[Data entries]
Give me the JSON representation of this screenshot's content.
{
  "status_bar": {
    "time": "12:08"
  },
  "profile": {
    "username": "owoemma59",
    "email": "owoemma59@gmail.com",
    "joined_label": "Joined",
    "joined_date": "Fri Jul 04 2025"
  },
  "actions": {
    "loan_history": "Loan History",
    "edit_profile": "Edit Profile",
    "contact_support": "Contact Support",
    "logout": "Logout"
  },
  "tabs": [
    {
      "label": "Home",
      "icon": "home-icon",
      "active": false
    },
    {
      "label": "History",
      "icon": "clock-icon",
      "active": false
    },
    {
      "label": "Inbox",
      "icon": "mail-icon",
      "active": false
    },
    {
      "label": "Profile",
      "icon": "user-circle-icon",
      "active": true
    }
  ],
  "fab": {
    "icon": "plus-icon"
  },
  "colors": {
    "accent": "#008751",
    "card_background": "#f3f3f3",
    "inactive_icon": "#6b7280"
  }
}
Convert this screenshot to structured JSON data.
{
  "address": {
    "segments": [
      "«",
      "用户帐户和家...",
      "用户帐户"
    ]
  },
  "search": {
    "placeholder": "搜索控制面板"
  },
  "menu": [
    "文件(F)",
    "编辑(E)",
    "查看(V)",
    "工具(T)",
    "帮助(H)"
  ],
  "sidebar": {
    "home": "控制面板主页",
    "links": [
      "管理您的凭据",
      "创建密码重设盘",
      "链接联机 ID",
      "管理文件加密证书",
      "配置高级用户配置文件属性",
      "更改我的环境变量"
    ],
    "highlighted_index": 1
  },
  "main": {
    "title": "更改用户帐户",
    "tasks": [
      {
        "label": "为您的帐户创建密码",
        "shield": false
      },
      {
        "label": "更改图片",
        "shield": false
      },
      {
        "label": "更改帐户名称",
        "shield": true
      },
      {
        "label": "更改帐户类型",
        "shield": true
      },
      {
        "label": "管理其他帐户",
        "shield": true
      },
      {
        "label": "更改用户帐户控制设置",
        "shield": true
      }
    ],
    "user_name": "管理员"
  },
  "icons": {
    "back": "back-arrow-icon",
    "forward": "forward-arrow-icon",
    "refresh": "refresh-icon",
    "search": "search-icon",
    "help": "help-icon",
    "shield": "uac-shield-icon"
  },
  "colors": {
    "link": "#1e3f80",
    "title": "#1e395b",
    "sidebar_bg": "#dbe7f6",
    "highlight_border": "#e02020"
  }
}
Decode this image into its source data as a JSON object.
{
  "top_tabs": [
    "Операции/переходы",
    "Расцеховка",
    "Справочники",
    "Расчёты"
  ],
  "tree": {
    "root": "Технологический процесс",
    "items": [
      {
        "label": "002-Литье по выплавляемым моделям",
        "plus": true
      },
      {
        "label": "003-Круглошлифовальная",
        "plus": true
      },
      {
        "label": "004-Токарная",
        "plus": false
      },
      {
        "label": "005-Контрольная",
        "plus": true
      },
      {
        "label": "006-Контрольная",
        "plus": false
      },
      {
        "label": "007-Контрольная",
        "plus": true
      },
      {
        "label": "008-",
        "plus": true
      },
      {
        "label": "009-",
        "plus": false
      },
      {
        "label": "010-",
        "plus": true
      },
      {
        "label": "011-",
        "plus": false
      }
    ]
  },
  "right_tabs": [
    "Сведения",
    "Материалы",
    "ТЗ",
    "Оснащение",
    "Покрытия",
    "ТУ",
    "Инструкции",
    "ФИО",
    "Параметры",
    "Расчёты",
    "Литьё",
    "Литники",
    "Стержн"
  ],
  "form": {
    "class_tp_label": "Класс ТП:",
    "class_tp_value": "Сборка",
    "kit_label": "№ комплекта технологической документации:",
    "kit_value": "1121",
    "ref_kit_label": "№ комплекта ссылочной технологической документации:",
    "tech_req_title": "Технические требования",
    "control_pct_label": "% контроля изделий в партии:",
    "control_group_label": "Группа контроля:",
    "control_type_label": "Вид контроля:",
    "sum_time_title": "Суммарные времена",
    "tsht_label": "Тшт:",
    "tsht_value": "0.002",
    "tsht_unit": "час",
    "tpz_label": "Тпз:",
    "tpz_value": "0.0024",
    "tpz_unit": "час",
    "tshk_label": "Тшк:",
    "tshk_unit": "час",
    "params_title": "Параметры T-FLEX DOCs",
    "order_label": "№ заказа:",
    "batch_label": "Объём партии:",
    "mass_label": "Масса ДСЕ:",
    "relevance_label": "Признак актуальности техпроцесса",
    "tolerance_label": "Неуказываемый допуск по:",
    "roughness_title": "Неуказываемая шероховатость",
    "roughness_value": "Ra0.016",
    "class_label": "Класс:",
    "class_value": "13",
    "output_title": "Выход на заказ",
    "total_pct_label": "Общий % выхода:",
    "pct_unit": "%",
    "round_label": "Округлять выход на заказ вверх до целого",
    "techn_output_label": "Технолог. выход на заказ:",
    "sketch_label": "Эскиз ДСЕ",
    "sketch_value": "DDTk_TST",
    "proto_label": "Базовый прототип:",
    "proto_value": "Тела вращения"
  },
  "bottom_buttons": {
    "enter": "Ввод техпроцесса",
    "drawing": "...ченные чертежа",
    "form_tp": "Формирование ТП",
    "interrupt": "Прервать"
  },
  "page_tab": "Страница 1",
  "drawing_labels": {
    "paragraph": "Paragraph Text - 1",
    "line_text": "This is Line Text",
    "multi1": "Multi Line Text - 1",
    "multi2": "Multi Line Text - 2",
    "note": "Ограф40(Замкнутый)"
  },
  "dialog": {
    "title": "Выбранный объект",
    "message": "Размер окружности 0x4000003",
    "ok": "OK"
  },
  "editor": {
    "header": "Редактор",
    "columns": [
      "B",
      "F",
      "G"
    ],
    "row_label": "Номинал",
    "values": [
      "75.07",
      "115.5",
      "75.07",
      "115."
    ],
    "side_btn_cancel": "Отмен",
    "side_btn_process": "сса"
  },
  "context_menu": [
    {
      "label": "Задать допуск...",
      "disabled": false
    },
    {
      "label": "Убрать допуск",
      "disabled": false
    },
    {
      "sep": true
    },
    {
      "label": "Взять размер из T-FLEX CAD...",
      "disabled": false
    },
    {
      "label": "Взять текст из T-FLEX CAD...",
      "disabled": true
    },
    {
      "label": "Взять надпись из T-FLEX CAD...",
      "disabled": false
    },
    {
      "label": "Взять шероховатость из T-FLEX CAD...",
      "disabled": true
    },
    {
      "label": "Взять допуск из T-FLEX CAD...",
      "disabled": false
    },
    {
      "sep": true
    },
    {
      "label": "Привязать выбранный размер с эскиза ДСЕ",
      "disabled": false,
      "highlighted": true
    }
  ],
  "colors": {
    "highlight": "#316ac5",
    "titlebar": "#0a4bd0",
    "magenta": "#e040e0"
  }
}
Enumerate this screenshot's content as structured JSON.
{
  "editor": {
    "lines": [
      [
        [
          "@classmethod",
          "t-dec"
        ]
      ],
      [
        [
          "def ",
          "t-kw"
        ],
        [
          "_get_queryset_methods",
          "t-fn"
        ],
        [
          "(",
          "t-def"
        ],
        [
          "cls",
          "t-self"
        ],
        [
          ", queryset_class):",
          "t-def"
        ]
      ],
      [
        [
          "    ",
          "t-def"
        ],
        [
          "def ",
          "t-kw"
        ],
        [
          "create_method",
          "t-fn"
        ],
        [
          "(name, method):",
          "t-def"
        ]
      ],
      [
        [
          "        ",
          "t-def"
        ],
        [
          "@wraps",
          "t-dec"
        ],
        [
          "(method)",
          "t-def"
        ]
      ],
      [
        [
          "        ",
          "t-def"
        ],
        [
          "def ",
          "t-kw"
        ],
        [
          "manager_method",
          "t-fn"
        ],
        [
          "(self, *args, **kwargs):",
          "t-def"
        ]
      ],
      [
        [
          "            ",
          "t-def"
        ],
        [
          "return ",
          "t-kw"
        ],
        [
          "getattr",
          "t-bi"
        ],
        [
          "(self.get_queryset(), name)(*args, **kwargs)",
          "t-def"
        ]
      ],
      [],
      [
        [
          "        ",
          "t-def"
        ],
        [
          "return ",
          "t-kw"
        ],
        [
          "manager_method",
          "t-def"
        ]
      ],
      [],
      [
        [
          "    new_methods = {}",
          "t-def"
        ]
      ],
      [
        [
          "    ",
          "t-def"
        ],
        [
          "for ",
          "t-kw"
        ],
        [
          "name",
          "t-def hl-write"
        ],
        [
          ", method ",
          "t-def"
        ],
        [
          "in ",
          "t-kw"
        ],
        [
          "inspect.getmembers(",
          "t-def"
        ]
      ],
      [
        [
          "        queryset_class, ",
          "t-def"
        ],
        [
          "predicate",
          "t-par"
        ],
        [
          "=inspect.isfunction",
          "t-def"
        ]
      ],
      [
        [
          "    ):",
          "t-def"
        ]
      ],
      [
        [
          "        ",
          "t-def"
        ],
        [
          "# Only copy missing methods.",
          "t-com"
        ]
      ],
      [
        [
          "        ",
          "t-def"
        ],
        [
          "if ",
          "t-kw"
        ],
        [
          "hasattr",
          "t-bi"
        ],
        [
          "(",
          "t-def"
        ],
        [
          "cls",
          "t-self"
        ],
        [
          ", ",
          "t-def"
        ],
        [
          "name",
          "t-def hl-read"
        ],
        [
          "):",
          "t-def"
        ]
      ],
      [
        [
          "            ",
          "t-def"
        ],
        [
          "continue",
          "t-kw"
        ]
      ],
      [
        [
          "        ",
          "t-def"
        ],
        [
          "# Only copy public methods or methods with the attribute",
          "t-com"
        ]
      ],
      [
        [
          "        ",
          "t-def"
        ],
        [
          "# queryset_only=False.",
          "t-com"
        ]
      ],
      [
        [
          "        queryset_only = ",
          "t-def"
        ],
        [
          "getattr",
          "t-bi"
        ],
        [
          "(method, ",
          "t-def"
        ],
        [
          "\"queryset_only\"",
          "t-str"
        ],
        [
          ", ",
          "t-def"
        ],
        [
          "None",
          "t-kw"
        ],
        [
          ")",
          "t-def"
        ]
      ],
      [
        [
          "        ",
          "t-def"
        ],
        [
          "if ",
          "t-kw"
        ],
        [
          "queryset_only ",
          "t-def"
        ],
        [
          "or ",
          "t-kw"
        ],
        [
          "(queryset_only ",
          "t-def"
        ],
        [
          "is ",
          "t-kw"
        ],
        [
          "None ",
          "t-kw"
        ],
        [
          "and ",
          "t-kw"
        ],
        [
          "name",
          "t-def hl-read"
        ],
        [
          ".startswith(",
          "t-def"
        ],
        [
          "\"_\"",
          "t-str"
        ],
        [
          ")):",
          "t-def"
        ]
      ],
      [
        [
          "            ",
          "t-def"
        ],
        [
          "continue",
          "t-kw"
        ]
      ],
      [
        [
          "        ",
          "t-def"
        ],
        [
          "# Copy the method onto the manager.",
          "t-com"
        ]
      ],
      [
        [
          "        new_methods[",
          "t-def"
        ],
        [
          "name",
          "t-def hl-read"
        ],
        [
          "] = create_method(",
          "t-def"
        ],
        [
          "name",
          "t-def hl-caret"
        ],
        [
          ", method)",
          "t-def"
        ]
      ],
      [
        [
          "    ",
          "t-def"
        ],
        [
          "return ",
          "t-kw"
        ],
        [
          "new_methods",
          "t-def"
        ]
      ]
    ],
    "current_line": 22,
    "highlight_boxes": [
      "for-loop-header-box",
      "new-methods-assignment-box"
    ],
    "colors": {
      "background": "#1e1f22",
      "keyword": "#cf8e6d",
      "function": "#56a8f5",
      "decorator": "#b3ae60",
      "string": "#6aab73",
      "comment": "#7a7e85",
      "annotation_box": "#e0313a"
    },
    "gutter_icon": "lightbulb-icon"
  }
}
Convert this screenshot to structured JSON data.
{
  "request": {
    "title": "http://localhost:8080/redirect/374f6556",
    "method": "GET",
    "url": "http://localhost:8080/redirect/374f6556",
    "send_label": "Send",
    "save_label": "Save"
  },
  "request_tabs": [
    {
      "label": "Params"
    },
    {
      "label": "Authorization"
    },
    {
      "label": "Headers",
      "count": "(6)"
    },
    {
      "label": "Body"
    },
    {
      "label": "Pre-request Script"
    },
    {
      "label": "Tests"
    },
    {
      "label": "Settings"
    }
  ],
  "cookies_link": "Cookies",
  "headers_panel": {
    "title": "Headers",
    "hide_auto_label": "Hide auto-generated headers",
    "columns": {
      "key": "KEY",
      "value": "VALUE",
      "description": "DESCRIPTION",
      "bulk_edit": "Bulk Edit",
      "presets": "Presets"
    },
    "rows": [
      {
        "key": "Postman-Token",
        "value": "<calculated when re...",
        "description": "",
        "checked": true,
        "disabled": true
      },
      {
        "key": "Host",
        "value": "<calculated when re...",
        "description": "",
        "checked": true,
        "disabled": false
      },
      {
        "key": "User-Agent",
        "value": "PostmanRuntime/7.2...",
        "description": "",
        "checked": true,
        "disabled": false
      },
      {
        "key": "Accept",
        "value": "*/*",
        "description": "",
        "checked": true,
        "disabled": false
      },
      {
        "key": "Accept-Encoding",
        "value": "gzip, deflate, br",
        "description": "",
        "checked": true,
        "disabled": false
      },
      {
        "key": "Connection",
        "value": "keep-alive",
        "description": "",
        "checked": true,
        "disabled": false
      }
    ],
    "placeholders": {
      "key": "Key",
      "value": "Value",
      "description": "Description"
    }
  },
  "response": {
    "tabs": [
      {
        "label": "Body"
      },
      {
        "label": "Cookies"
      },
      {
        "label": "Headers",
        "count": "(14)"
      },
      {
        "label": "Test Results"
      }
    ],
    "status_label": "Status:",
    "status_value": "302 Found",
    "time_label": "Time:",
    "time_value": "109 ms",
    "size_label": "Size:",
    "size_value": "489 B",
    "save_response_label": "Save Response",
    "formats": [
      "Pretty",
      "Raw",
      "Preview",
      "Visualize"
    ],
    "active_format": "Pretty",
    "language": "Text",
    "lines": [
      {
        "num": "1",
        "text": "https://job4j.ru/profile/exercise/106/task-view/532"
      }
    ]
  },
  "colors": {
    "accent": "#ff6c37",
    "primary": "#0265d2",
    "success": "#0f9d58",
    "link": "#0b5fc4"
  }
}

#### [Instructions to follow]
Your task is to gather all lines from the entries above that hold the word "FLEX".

#### [Solution to the exercise]
    "params_title": "Параметры T-FLEX DOCs",
      "label": "Взять размер из T-FLEX CAD...",
      "label": "Взять текст из T-FLEX CAD...",
      "label": "Взять надпись из T-FLEX CAD...",
      "label": "Взять шероховатость из T-FLEX CAD...",
      "label": "Взять допуск из T-FLEX CAD...",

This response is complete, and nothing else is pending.